Friday, April 24, 2009

This is ONE Reason Why John McCain Would NEVER Be a Hero to ME

Someone took exception to my statement once for saying that John S. McCain was not a hero. Basically I told them I didn't care what they thought, I had my reasons that just because he had been in the military didn't automatically mean he was a hero. Just because he had been a POW didn't make him a hero.

Tweety gave him his Hardball award tonight..both for those reasons.. and hung that hero label on him.. Here we go again..

Well, here is another person's take on John S. McCain's status as a hero.. Listen to this short clip.. and thanks to Laffy from Political Carnival for pointing it out to me.

Now, read what else this young man had to say. He is an Iraq War Veteran. I would call him a hero before I would hang it on McCain.. trust me.

Here is a section that I found very chilling, from a young man who was in the middle of hero worship and was now having his hopes and dreams dashed. Put yourself in his shoes and know he was seeing that this man he had worshiped had now developed feet of clay after all those years.

“John McCain is here today because he had strong survival instinct,” explained Jerel Jones, a Forrestal sailor who produced a documentary about the disaster. As the fire raged, forklifts driven by enlisted men pushed burning planes overboard. Stunned and singed, you went below decks and helped jettison bombs. The ship reeled from explosions. You “thought it was going to sink.” But with the fire out and the crew in chaos, you left the Forrestal, catching a press helicopter and reporting for duty to a front-page celebrity interview with The New York Times—routine ejection, indeed!
“Hours after the fire that ravaged the flight deck and killed so many fellow crewmen,” the Times reported, “Commander McCain sat in Saigon and shook his head, ‘It was such a great ship.’ ”
When asked about the crewmen, 138 of whom would perish, you remarked that the enlisted men “certainly would have survived, had they not stayed to help the pilots fight the fire.”
Years ago, I marveled at your strong survival instinct. Today, after comparing the credible accounts of this apocalypse at sea with my own naval experience, I’m baffled that you left your shipmates behind to plant the seeds of your public image. Furthermore, it seems selfish that your words relegated the blue-shirts to being mere helpers, when they—not the pilots—saved the day. But strangest of all is that the accounts of the fire mention nothing of your mourning for the dead who once packed your parachute. While your shipmates were still grieving aboard the Forrestal in the Philippines, your autobiography implies that you grieved on vacation in the French Riviera and London before transferring off the Forrestal and lunging back to war in a matter of weeks.
Forgive me if you know something that the public doesn’t—I could understand if your grief was private—but what were your priorities as a leader? Where did the troops who sacrificed their lives under you fit into your celebrity lifestyle?

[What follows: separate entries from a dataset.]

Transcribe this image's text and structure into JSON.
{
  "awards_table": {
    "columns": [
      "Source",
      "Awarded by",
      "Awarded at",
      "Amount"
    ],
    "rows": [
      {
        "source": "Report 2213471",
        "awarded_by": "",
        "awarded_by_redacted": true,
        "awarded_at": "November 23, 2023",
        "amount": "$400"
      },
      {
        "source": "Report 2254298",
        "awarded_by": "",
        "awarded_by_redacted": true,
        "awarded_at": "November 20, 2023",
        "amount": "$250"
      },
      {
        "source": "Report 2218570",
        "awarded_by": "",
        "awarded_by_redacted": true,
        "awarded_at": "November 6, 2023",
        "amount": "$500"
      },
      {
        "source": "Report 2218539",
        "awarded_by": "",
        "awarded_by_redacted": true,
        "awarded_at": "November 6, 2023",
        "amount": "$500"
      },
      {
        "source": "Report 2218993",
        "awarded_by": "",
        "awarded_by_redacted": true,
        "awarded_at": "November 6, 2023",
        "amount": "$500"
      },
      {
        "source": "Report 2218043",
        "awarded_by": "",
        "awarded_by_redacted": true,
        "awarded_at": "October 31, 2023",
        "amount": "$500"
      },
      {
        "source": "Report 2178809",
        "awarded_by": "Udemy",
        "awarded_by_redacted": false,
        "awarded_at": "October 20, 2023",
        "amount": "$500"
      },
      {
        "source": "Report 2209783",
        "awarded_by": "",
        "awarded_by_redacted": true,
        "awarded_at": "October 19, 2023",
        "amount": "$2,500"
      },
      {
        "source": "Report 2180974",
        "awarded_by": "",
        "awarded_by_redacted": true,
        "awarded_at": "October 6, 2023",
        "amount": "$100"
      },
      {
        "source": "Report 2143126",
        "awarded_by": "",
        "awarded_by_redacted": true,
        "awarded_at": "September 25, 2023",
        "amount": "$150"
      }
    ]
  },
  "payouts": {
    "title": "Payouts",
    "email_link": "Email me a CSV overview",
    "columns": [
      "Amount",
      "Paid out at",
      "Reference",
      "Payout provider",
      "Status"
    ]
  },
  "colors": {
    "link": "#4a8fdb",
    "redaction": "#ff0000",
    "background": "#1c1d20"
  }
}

You can read the entire article here at The Daily Beast, and before you jump and say oh that's just a liberal rag.. No, remember it isn't. John McCain's own daughter writes

John Yoo, the prolific author of torture-policy memoranda, cast a harrowing glimpse into what Dick Cheney described on Meet the Press as America’s new “Dark Side.” When asked whether the president could “crush the testicles of a terror suspect’s child,” Yoo responded, “I suppose it depends on why the president thought he needed to do that.”
America needed John McCain to take a stand. By enduring torture, senator, you became a statesmanlike war hero, the lone American maverick who could champion the Detainee Treatment Act of 2005 and lasso the neck of an administration run amok. But there was a catch: The bill that passed unanimously on your moral authority concealed a secret compromise. The Graham-Levin Amendment made confessions obtained through torture admissible in military tribunals and precluded legal recourse for people tortured by our government.

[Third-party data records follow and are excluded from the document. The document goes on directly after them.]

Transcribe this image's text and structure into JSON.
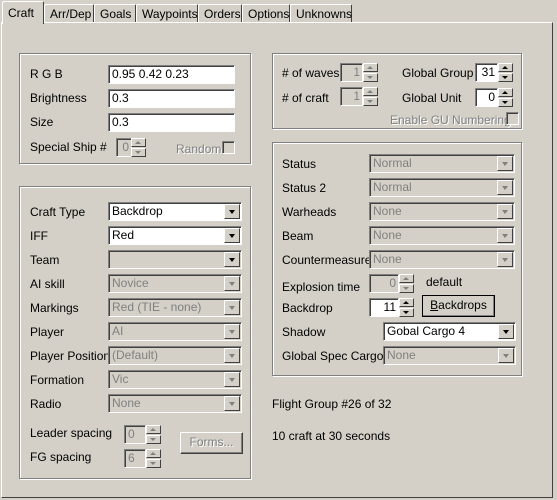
{
  "tabs": [
    {
      "label": "Craft"
    },
    {
      "label": "Arr/Dep"
    },
    {
      "label": "Goals"
    },
    {
      "label": "Waypoints"
    },
    {
      "label": "Orders"
    },
    {
      "label": "Options"
    },
    {
      "label": "Unknowns"
    }
  ],
  "appearance": {
    "rgb_label": "R G B",
    "rgb_value": "0.95 0.42 0.23",
    "brightness_label": "Brightness",
    "brightness_value": "0.3",
    "size_label": "Size",
    "size_value": "0.3",
    "special_ship_label": "Special Ship #",
    "special_ship_value": "0",
    "random_label": "Random"
  },
  "craft": {
    "craft_type_label": "Craft Type",
    "craft_type_value": "Backdrop",
    "iff_label": "IFF",
    "iff_value": "Red",
    "team_label": "Team",
    "team_value": "",
    "ai_skill_label": "AI skill",
    "ai_skill_value": "Novice",
    "markings_label": "Markings",
    "markings_value": "Red (TIE - none)",
    "player_label": "Player",
    "player_value": "AI",
    "player_position_label": "Player Position",
    "player_position_value": "(Default)",
    "formation_label": "Formation",
    "formation_value": "Vic",
    "radio_label": "Radio",
    "radio_value": "None",
    "leader_spacing_label": "Leader spacing",
    "leader_spacing_value": "0",
    "fg_spacing_label": "FG spacing",
    "fg_spacing_value": "6",
    "forms_button": "Forms..."
  },
  "waves": {
    "num_waves_label": "# of waves",
    "num_waves_value": "1",
    "num_craft_label": "# of craft",
    "num_craft_value": "1",
    "global_group_label": "Global Group",
    "global_group_value": "31",
    "global_unit_label": "Global Unit",
    "global_unit_value": "0",
    "enable_gu_label": "Enable GU Numbering"
  },
  "status": {
    "status_label": "Status",
    "status_value": "Normal",
    "status2_label": "Status 2",
    "status2_value": "Normal",
    "warheads_label": "Warheads",
    "warheads_value": "None",
    "beam_label": "Beam",
    "beam_value": "None",
    "countermeasures_label": "Countermeasures",
    "countermeasures_value": "None",
    "explosion_label": "Explosion time",
    "explosion_value": "0",
    "explosion_default": "default",
    "backdrop_label": "Backdrop",
    "backdrop_value": "11",
    "backdrops_button_prefix": "B",
    "backdrops_button_rest": "ackdrops",
    "shadow_label": "Shadow",
    "shadow_value": "Gobal Cargo 4",
    "global_spec_cargo_label": "Global Spec Cargo",
    "global_spec_cargo_value": "None"
  },
  "info": {
    "flight_group": "Flight Group #26 of 32",
    "craft_summary": "10 craft at 30 seconds"
  }
}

Ironically, the same absurd logic transforms your forced-confessions from Vietnam into treason against America. Worse still, a shifting, legalistic definition of torture permitted abusive and unethical practices to continue under a darker shroud of secrecy. In 2006, the Military Commissions Act (recently declared unconstitutional) continued to hide the bodies in your closet, further limiting habeas corpus and granting outright immunity to the Bush administration. But this behavior shouldn’t surprise me, senator—back in your day, the Naval Academy’s unwritten rule was to protect the brethren who had done wrong, not to “bilge your classmates.”

The article is eye opening if you ever had any thoughts of supporting John McCain or thought he was a great hero and a champion of Veterans. He isn't. Never was, that was just his cover to make himself look good so he could get votes. But don't take my word for it. Read it. Then tell me how you feel.

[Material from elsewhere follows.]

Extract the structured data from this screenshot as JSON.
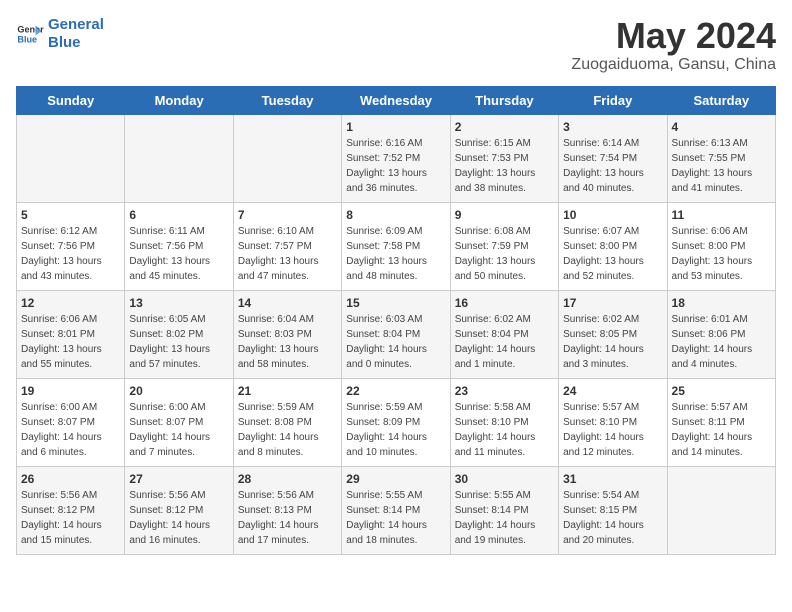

veralynn said...

Rolling Stone had an excellent article, maybe written by Matt Taibbi (I could be wrong on that point) that was very good. It detailed his entire career, military and political, and showed it was not as heroic as he wants us to think. Just more of the repub way-surface is everything, substance is nothing.

enigma4ever said...

it was Taibbii...

great post...
and you are right about everything...
nope..not a hero...